▶ EXERCISE DESCRIPTION: Counting task for the entries below: give the number of lines that contain the word "meta", with no other text.

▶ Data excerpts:
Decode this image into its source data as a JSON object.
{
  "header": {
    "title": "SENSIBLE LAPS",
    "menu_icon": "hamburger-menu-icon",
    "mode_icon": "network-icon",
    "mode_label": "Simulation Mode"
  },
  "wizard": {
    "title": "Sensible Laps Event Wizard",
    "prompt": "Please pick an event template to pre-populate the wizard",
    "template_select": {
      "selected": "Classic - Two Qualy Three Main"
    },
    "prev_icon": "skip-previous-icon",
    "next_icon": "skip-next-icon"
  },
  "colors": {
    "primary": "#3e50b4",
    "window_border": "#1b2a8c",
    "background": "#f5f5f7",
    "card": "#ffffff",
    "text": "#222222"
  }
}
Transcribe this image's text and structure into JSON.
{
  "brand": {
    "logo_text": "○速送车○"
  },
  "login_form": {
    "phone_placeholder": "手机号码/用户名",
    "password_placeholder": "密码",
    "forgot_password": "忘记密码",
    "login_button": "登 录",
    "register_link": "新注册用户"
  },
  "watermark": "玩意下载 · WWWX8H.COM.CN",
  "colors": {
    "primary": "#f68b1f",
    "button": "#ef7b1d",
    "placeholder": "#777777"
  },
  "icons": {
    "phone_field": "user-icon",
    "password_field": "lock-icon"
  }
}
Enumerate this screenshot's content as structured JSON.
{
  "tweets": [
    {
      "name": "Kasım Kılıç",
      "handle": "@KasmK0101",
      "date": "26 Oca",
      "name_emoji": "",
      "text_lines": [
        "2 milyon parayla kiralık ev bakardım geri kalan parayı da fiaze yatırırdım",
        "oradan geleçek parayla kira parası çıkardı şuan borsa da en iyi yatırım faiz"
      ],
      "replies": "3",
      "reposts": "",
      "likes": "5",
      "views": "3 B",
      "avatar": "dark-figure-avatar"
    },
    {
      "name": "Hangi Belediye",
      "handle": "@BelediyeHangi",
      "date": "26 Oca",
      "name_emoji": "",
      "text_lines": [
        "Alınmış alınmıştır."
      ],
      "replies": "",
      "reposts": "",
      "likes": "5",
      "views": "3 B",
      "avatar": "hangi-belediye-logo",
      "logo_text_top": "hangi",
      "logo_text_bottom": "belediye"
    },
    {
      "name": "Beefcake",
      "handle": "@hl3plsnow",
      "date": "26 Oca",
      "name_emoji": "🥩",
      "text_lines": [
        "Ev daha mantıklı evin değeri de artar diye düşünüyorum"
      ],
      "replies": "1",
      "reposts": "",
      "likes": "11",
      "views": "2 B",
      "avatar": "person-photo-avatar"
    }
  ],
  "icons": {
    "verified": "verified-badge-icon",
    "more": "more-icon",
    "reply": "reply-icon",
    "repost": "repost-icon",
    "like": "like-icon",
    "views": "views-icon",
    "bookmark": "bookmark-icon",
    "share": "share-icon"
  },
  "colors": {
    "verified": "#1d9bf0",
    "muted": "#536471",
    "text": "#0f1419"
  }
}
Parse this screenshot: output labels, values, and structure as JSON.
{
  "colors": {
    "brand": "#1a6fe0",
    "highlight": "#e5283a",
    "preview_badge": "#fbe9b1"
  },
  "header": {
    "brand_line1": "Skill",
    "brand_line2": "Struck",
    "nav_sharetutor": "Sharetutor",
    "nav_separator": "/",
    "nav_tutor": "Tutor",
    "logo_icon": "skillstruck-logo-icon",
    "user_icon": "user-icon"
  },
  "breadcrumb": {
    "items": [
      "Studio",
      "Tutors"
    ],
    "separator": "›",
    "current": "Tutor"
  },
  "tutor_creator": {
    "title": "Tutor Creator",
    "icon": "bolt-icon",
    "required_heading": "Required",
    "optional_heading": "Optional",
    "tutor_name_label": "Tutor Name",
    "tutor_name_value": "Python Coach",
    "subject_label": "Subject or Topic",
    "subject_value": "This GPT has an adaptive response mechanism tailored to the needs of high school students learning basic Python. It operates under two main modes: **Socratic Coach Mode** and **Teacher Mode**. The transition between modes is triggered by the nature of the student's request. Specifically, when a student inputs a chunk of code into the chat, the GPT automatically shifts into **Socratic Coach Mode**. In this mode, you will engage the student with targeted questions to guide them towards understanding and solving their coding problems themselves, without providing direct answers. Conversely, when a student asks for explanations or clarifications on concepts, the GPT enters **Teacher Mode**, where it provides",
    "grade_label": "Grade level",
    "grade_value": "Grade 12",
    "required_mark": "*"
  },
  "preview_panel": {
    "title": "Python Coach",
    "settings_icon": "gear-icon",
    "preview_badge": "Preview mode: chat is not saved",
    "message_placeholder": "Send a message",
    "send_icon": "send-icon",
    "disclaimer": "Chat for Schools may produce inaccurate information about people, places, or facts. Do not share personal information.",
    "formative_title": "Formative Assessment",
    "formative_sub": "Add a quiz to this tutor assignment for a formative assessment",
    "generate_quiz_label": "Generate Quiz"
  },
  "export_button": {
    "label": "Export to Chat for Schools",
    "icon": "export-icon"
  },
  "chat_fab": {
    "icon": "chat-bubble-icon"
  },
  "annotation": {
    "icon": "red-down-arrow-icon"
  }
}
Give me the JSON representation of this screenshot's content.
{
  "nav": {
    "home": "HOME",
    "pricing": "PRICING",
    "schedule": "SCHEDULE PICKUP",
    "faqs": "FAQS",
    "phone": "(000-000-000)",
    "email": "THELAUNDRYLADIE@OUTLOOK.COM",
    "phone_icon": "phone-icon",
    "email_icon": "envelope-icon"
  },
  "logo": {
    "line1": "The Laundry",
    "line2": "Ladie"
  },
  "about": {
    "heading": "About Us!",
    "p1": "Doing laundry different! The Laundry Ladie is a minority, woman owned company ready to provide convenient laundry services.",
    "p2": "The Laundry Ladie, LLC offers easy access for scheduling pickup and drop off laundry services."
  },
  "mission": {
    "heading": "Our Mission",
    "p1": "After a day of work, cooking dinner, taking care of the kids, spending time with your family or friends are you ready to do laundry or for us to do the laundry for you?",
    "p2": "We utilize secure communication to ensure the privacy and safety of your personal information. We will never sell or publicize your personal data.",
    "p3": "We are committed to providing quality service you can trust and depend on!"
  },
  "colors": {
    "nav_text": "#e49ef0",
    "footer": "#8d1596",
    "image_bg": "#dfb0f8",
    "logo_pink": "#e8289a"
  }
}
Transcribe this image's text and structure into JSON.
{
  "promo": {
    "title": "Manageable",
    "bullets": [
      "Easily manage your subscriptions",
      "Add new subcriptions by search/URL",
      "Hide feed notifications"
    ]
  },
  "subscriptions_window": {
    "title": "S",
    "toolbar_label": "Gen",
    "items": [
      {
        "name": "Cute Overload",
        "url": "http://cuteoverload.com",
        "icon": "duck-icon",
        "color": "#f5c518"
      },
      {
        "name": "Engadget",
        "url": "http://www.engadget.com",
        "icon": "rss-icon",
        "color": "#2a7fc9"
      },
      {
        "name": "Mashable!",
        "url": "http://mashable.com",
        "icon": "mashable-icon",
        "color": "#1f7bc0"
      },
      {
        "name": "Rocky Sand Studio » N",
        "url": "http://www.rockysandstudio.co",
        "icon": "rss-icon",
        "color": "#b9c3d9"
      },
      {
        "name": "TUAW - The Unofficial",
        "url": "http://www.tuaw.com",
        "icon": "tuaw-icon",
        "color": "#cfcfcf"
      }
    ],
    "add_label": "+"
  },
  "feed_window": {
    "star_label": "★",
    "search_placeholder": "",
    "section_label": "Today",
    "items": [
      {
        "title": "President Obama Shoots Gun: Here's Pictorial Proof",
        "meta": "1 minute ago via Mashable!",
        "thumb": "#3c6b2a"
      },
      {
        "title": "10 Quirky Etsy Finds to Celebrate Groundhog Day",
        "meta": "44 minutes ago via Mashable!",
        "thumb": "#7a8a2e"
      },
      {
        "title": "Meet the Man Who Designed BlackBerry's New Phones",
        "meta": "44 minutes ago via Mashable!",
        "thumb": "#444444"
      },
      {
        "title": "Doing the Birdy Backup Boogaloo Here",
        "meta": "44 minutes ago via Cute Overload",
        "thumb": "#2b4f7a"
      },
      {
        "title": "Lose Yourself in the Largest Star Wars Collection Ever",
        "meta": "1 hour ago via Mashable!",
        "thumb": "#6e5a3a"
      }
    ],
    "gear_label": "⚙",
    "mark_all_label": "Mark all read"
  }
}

▶ EXERCISE RESPONSE: 5